[Component data from apps and pages]
##############################
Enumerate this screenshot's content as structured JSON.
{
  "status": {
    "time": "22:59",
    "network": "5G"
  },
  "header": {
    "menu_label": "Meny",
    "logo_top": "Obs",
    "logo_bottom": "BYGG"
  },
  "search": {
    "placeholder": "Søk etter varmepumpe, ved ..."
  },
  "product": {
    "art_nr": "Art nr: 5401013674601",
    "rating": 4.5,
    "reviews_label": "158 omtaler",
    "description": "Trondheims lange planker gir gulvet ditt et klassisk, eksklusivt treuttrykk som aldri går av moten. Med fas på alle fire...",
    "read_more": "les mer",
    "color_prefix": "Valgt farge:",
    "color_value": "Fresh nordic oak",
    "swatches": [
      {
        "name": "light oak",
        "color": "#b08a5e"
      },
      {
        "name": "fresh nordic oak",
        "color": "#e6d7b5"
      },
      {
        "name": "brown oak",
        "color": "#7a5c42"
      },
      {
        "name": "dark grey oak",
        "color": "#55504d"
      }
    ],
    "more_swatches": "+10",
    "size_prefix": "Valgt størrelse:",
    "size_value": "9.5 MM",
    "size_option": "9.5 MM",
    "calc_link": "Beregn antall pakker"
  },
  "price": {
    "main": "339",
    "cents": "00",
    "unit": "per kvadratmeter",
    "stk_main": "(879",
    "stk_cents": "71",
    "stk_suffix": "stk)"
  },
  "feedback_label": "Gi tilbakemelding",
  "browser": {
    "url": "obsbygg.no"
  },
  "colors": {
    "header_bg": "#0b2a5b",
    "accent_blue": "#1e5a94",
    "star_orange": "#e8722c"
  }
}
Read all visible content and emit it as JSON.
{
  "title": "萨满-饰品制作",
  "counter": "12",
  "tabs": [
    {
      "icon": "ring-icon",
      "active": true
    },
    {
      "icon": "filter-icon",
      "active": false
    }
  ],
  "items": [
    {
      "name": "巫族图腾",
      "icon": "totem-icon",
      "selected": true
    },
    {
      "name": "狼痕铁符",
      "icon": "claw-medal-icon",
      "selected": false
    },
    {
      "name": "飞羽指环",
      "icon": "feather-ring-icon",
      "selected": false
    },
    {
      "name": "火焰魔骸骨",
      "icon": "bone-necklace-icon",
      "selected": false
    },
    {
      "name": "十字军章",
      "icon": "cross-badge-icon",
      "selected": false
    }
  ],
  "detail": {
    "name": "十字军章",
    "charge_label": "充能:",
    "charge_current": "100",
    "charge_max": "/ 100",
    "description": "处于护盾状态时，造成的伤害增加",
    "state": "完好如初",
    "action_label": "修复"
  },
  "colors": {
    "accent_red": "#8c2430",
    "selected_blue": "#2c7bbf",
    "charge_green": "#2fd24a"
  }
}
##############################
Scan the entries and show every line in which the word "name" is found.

Task result:
        "name": "light oak",
        "name": "fresh nordic oak",
        "name": "brown oak",
        "name": "dark grey oak",
      "name": "巫族图腾",
      "name": "狼痕铁符",
      "name": "飞羽指环",
      "name": "火焰魔骸骨",
      "name": "十字军章",
    "name": "十字军章",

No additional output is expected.